(Web page and app entries)
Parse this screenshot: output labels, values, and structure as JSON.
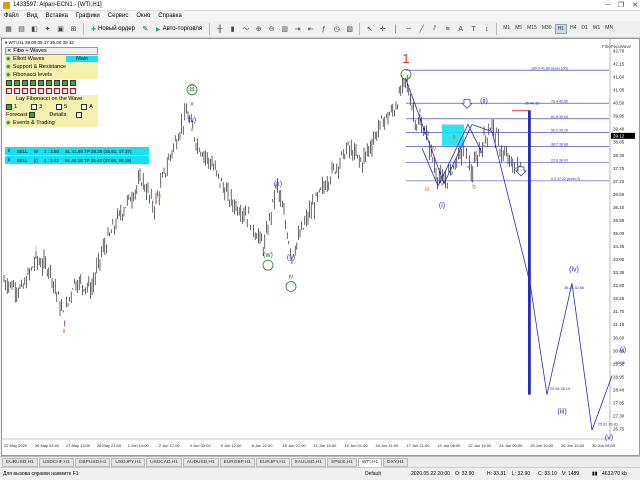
{
  "window": {
    "title": "1433597: Alpari-ECN1 - [WTI,H1]",
    "controls": [
      "–",
      "❐",
      "✕"
    ]
  },
  "menu": [
    "Файл",
    "Вид",
    "Вставка",
    "Графики",
    "Сервис",
    "Окно",
    "Справка"
  ],
  "toolbar": {
    "new_order": "Новый ордер",
    "auto_trading": "Авто-торговля",
    "timeframes": [
      "M1",
      "M5",
      "M15",
      "M30",
      "H1",
      "H4",
      "D1",
      "W1",
      "MN"
    ],
    "active_timeframe": "H1"
  },
  "chart": {
    "caption": "WTI,H1 39.00 39.17 39.00 39.12",
    "indicator_label": "FiboPlusWave",
    "panel": {
      "title": "Fibo + Waves",
      "items": [
        "Elliott Waves",
        "Support & Resistance",
        "Fibonacci levels"
      ],
      "main_label": "Main",
      "lay_fib": "Lay Fibonacci on the Wave",
      "checks": [
        "1",
        "3",
        "5",
        "A"
      ],
      "forecast": "Forecast",
      "details": "Details",
      "events": "Events & Trading"
    },
    "signals": [
      {
        "side": "SELL",
        "lot": "W",
        "ratio": "1 : 3.50",
        "sl": "SL 41.89 TP 29.38 (25.61, 17.37)"
      },
      {
        "side": "SELL",
        "lot": "(i)",
        "ratio": "1 : 3.42",
        "sl": "SL 40.18 TP 35.42 (32.66, 28.19)"
      }
    ],
    "wave_labels": [
      {
        "text": "1",
        "color": "#e03030"
      },
      {
        "text": "iii",
        "color": "#1f7a1f"
      },
      {
        "text": "v",
        "color": "#1f7a1f"
      },
      {
        "text": "(v)",
        "color": "#2a2ab8"
      },
      {
        "text": "v",
        "color": "#d2691e"
      },
      {
        "text": "iii",
        "color": "#d2691e"
      },
      {
        "text": "iv",
        "color": "#d2691e"
      },
      {
        "text": "i",
        "color": "#d2691e"
      },
      {
        "text": "ii",
        "color": "#d2691e"
      },
      {
        "text": "(x)",
        "color": "#2a2ab8"
      },
      {
        "text": "(w)",
        "color": "#1f7a1f"
      },
      {
        "text": "(y)",
        "color": "#2a2ab8"
      },
      {
        "text": "iv",
        "color": "#1f7a1f"
      },
      {
        "text": "ii",
        "color": "#d2691e"
      },
      {
        "text": "(ii)",
        "color": "#2a2ab8"
      },
      {
        "text": "a",
        "color": "#d2691e"
      },
      {
        "text": "c",
        "color": "#d2691e"
      },
      {
        "text": "b",
        "color": "#d2691e"
      },
      {
        "text": "iii",
        "color": "#d2691e"
      },
      {
        "text": "v",
        "color": "#d2691e"
      },
      {
        "text": "(i)",
        "color": "#2a2ab8"
      },
      {
        "text": "iv",
        "color": "#d2691e"
      },
      {
        "text": "(iv)",
        "color": "#2a2ab8"
      },
      {
        "text": "(iii)",
        "color": "#2a2ab8"
      },
      {
        "text": "(v)",
        "color": "#2a2ab8"
      },
      {
        "text": "(i)",
        "color": "#2a2ab8"
      }
    ],
    "fib_levels": [
      {
        "label": "100.0  41.89 (level 100)",
        "price": 41.89
      },
      {
        "label": "76.4  40.50",
        "price": 40.5
      },
      {
        "label": "61.8  39.84",
        "price": 39.84
      },
      {
        "label": "50.0  39.26",
        "price": 39.26
      },
      {
        "label": "38.2  38.68",
        "price": 38.68
      },
      {
        "label": "23.6  38.00",
        "price": 38.0
      },
      {
        "label": "0.0  37.22 (level 0)",
        "price": 37.22
      }
    ],
    "projection_labels": [
      {
        "text": "35.40.18"
      },
      {
        "text": "36.23 32.66"
      },
      {
        "text": "29.38 28.19"
      },
      {
        "text": "25.61 26.81"
      },
      {
        "text": "29.38"
      }
    ],
    "price_axis": [
      "42.70",
      "42.15",
      "41.60",
      "41.05",
      "40.50",
      "39.95",
      "39.40",
      "38.85",
      "38.30",
      "37.75",
      "37.20",
      "36.65",
      "36.10",
      "35.55",
      "35.00",
      "34.45",
      "33.90",
      "33.35",
      "32.80",
      "32.25",
      "31.70",
      "31.15",
      "30.60",
      "30.05",
      "29.50",
      "28.95",
      "28.40",
      "27.85",
      "27.30",
      "26.75"
    ],
    "current_price": "39.12",
    "time_axis": [
      "22 May 2020",
      "26 May 04:00",
      "27 May 13:00",
      "28 May 21:00",
      "1 Jun 14:00",
      "2 Jun 17:00",
      "4 Jun 03:00",
      "5 Jun 12:00",
      "8 Jun 21:00",
      "10 Jun 07:00",
      "11 Jun 15:00",
      "15 Jun 01:00",
      "16 Jun 11:00",
      "17 Jun 21:00",
      "19 Jun 06:00",
      "22 Jun 15:00",
      "24 Jun 00:00",
      "25 Jun 10:00",
      "26 Jun 19:00",
      "30 Jun 05:00"
    ]
  },
  "tabs": [
    "EURUSD,H1",
    "USDCHF,H1",
    "GBPUSD,H1",
    "USDJPY,H1",
    "USDCAD,H1",
    "AUDUSD,H1",
    "EURGBP,H1",
    "EURJPY,H1",
    "XAUUSD,H1",
    "SP500,H1",
    "WTI,H1",
    "DXY,H1"
  ],
  "active_tab": "WTI,H1",
  "status": {
    "hint": "Для вызова справки нажмите F1",
    "profile": "Default",
    "datetime": "2020.05.22 20:00",
    "open": "O: 32.90",
    "high": "H: 33.31",
    "low": "L: 32.90",
    "close": "C: 33.10",
    "volume": "V: 1489",
    "traffic": "4632/70 kb"
  },
  "colors": {
    "bull": "#1f7a1f",
    "bear": "#2a2ab8",
    "sub": "#d2691e",
    "impulse": "#e03030",
    "fib": "#2a2ab8",
    "signal": "#19e0f0"
  }
}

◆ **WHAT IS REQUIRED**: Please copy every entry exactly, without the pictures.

◆ **RESPONSE TO THIS TASK**:
Parse this screenshot: output labels, values, and structure as JSON.
{
  "window": {
    "title": "1433597: Alpari-ECN1 - [WTI,H1]",
    "controls": [
      "–",
      "❐",
      "✕"
    ]
  },
  "menu": [
    "Файл",
    "Вид",
    "Вставка",
    "Графики",
    "Сервис",
    "Окно",
    "Справка"
  ],
  "toolbar": {
    "new_order": "Новый ордер",
    "auto_trading": "Авто-торговля",
    "timeframes": [
      "M1",
      "M5",
      "M15",
      "M30",
      "H1",
      "H4",
      "D1",
      "W1",
      "MN"
    ],
    "active_timeframe": "H1"
  },
  "chart": {
    "caption": "WTI,H1 39.00 39.17 39.00 39.12",
    "indicator_label": "FiboPlusWave",
    "panel": {
      "title": "Fibo + Waves",
      "items": [
        "Elliott Waves",
        "Support & Resistance",
        "Fibonacci levels"
      ],
      "main_label": "Main",
      "lay_fib": "Lay Fibonacci on the Wave",
      "checks": [
        "1",
        "3",
        "5",
        "A"
      ],
      "forecast": "Forecast",
      "details": "Details",
      "events": "Events & Trading"
    },
    "signals": [
      {
        "side": "SELL",
        "lot": "W",
        "ratio": "1 : 3.50",
        "sl": "SL 41.89 TP 29.38 (25.61, 17.37)"
      },
      {
        "side": "SELL",
        "lot": "(i)",
        "ratio": "1 : 3.42",
        "sl": "SL 40.18 TP 35.42 (32.66, 28.19)"
      }
    ],
    "wave_labels": [
      {
        "text": "1",
        "color": "#e03030"
      },
      {
        "text": "iii",
        "color": "#1f7a1f"
      },
      {
        "text": "v",
        "color": "#1f7a1f"
      },
      {
        "text": "(v)",
        "color": "#2a2ab8"
      },
      {
        "text": "v",
        "color": "#d2691e"
      },
      {
        "text": "iii",
        "color": "#d2691e"
      },
      {
        "text": "iv",
        "color": "#d2691e"
      },
      {
        "text": "i",
        "color": "#d2691e"
      },
      {
        "text": "ii",
        "color": "#d2691e"
      },
      {
        "text": "(x)",
        "color": "#2a2ab8"
      },
      {
        "text": "(w)",
        "color": "#1f7a1f"
      },
      {
        "text": "(y)",
        "color": "#2a2ab8"
      },
      {
        "text": "iv",
        "color": "#1f7a1f"
      },
      {
        "text": "ii",
        "color": "#d2691e"
      },
      {
        "text": "(ii)",
        "color": "#2a2ab8"
      },
      {
        "text": "a",
        "color": "#d2691e"
      },
      {
        "text": "c",
        "color": "#d2691e"
      },
      {
        "text": "b",
        "color": "#d2691e"
      },
      {
        "text": "iii",
        "color": "#d2691e"
      },
      {
        "text": "v",
        "color": "#d2691e"
      },
      {
        "text": "(i)",
        "color": "#2a2ab8"
      },
      {
        "text": "iv",
        "color": "#d2691e"
      },
      {
        "text": "(iv)",
        "color": "#2a2ab8"
      },
      {
        "text": "(iii)",
        "color": "#2a2ab8"
      },
      {
        "text": "(v)",
        "color": "#2a2ab8"
      },
      {
        "text": "(i)",
        "color": "#2a2ab8"
      }
    ],
    "fib_levels": [
      {
        "label": "100.0  41.89 (level 100)",
        "price": 41.89
      },
      {
        "label": "76.4  40.50",
        "price": 40.5
      },
      {
        "label": "61.8  39.84",
        "price": 39.84
      },
      {
        "label": "50.0  39.26",
        "price": 39.26
      },
      {
        "label": "38.2  38.68",
        "price": 38.68
      },
      {
        "label": "23.6  38.00",
        "price": 38.0
      },
      {
        "label": "0.0  37.22 (level 0)",
        "price": 37.22
      }
    ],
    "projection_labels": [
      {
        "text": "35.40.18"
      },
      {
        "text": "36.23 32.66"
      },
      {
        "text": "29.38 28.19"
      },
      {
        "text": "25.61 26.81"
      },
      {
        "text": "29.38"
      }
    ],
    "price_axis": [
      "42.70",
      "42.15",
      "41.60",
      "41.05",
      "40.50",
      "39.95",
      "39.40",
      "38.85",
      "38.30",
      "37.75",
      "37.20",
      "36.65",
      "36.10",
      "35.55",
      "35.00",
      "34.45",
      "33.90",
      "33.35",
      "32.80",
      "32.25",
      "31.70",
      "31.15",
      "30.60",
      "30.05",
      "29.50",
      "28.95",
      "28.40",
      "27.85",
      "27.30",
      "26.75"
    ],
    "current_price": "39.12",
    "time_axis": [
      "22 May 2020",
      "26 May 04:00",
      "27 May 13:00",
      "28 May 21:00",
      "1 Jun 14:00",
      "2 Jun 17:00",
      "4 Jun 03:00",
      "5 Jun 12:00",
      "8 Jun 21:00",
      "10 Jun 07:00",
      "11 Jun 15:00",
      "15 Jun 01:00",
      "16 Jun 11:00",
      "17 Jun 21:00",
      "19 Jun 06:00",
      "22 Jun 15:00",
      "24 Jun 00:00",
      "25 Jun 10:00",
      "26 Jun 19:00",
      "30 Jun 05:00"
    ]
  },
  "tabs": [
    "EURUSD,H1",
    "USDCHF,H1",
    "GBPUSD,H1",
    "USDJPY,H1",
    "USDCAD,H1",
    "AUDUSD,H1",
    "EURGBP,H1",
    "EURJPY,H1",
    "XAUUSD,H1",
    "SP500,H1",
    "WTI,H1",
    "DXY,H1"
  ],
  "active_tab": "WTI,H1",
  "status": {
    "hint": "Для вызова справки нажмите F1",
    "profile": "Default",
    "datetime": "2020.05.22 20:00",
    "open": "O: 32.90",
    "high": "H: 33.31",
    "low": "L: 32.90",
    "close": "C: 33.10",
    "volume": "V: 1489",
    "traffic": "4632/70 kb"
  },
  "colors": {
    "bull": "#1f7a1f",
    "bear": "#2a2ab8",
    "sub": "#d2691e",
    "impulse": "#e03030",
    "fib": "#2a2ab8",
    "signal": "#19e0f0"
  }
}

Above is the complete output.